Being a dog parent, it is understandable that you want your baby to be in the best of health. You might often come across a certain solution but cannot decide if that’s the best for your dog. Acupuncture is one such solution that comes with its own baggage of doubts and apprehensions. In this post, we shall attempt to clear some of those doubts, so you can take an informed decision—one that’s in the best interest of your doggo. To begin with, let’s understand what acupuncture is.
What is acupuncture?
Acupuncture is a form of alternative treatment, having its roots in traditional Chinese medicine. The process entails inserting tiny needles at specific target points in the body to alleviate inflammation and pain. This process is believed to facilitate the proper flow of chi, or energy, throughout the body. Western medicine, on the other hand, believes that this process helps release hormones that reduce pain and inflammation. While terminologies might differ, the process remains the same.
Opinions vary on the effectiveness of acupuncture. Every dog is different and has different needs. According to the expert opinion of veterinarians Dr. Steve Marsden, Dr. Shawn Messonnier, and Dr. Cheryl Yuill, 25% of patients experience significant improvement, 50% respond well but continue to show symptoms, and 25% may show minimal or no obvious benefit.
Your veterinarian may recommend acupuncture for a variety of ailments, such as arthritis, allergies, digestive issues, hip dysplasia, or certain neurological disorders.
To help you have a better understanding, here are a few issues that could be tackled through acupuncture.
Arthritis and degenerative joint diseases
Acupuncture is known to alleviate symptoms of arthritis and other degenerative joint diseases by improving blood circulation to targeted trigger points.
Intervertebral disc disease and nerve pain
Dogs who suffer from bulging discs, or pinched nerves may experience relief from acupuncture.
Since acupuncture is known to reduce anxiety as well, veterinarians may use acupuncture before a surgery to calm the patient.
Hormonal or metabolic conditions
Dogs who suffer from hormonal conditions like Cushing's Syndrome, hypothyroidism, diabetes, and Addison's disease may find relief through acupuncture. In addition, dogs with liver and/or kidney diseases may experience benefits, as well.
Acupuncture is also known to ease a variety of digestive issues such as peptic ulcers, diarrhea, colitis, and irritable bowel syndrome.
Some of the key side-effects of cancer and its treatment include fatigue, pain, nausea, and loss of appetite.

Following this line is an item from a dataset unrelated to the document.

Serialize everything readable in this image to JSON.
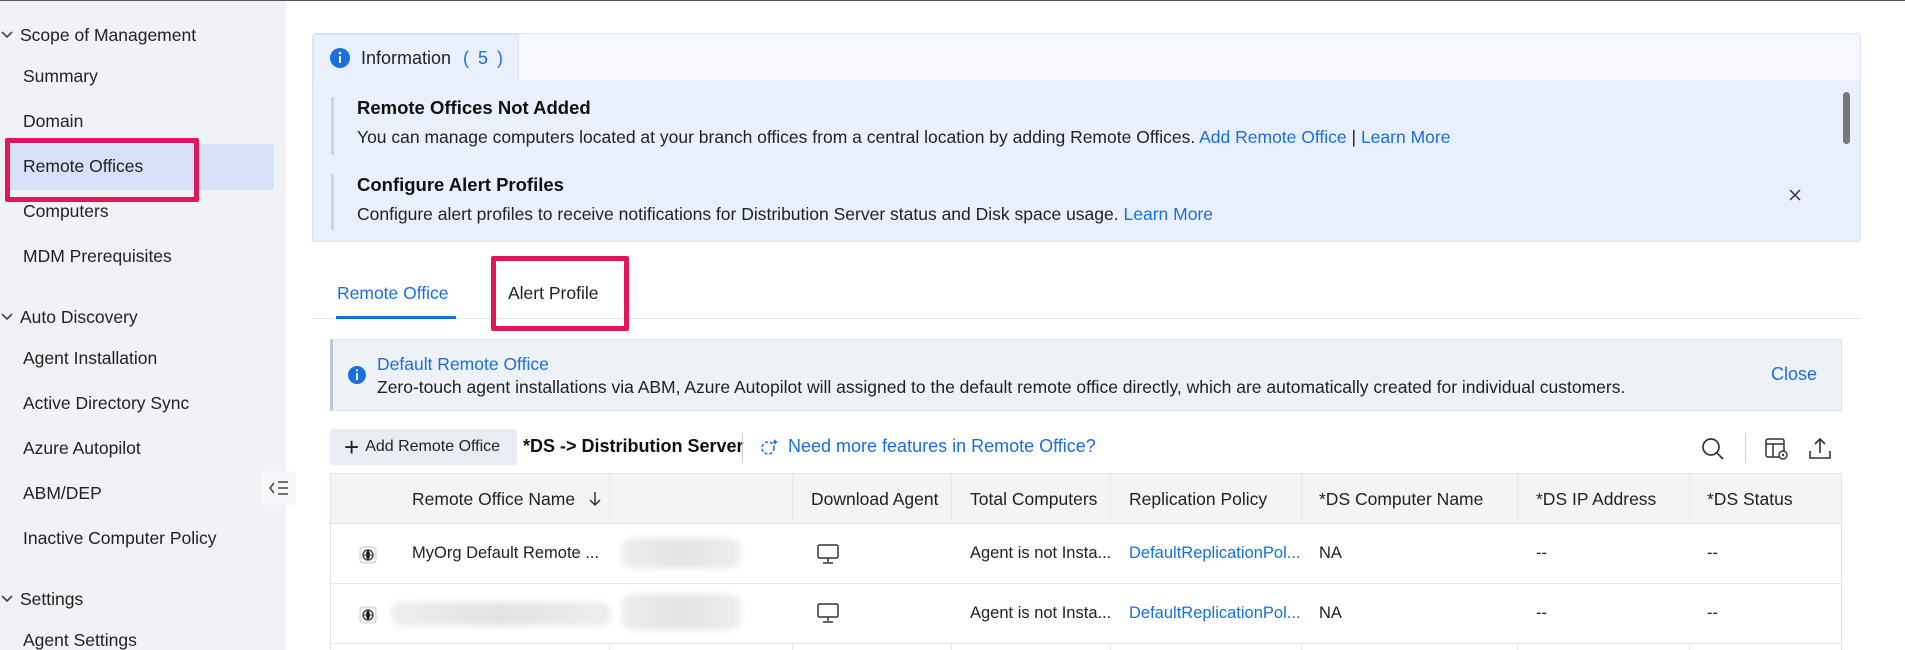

These symptoms can often be reduced with the help of acupuncture.
If your dog is being treated for allergic dermatitis or lick granuloma, acupuncture may be used as a complementary treatment.
According to studies conducted by the Innovative Veterinary Care Journal, acupuncture may reduce seizures in dogs with epilepsy.
Your dog might be bitten by another animal, hit by a moving vehicle, or experience some other form of mishap that might give them broken bones, or other kinds of injuries. Acupuncture has the potential to provide relief not just from the pain caused by these injuries but reduce post-accident anxiety as well.
What are the cons?
Typically, doctors believe that acupuncture does not have ill effects as such; the worst that can happen is that the treatment won’t be effective. However, since the process involves the insertion of needles, there is a chance, though very rare, of developing an infection at the site of insertion. Dogs can also experience some soreness or stiffness and mild bruising or bleeding where the needle was inserted.
In addition, you must be extra cautious if your dog suffers from any serious illnesses and mention it to the doctor before going forward with it.
Acupuncture is mostly a safe method to provide relief to your furry friend. However, do remember that it is an alternative healing method. Consider it as a complementary method to any medicinal treatment that your dog might need (unless advised otherwise by your veterinarian) and done under strict medical and expert supervision.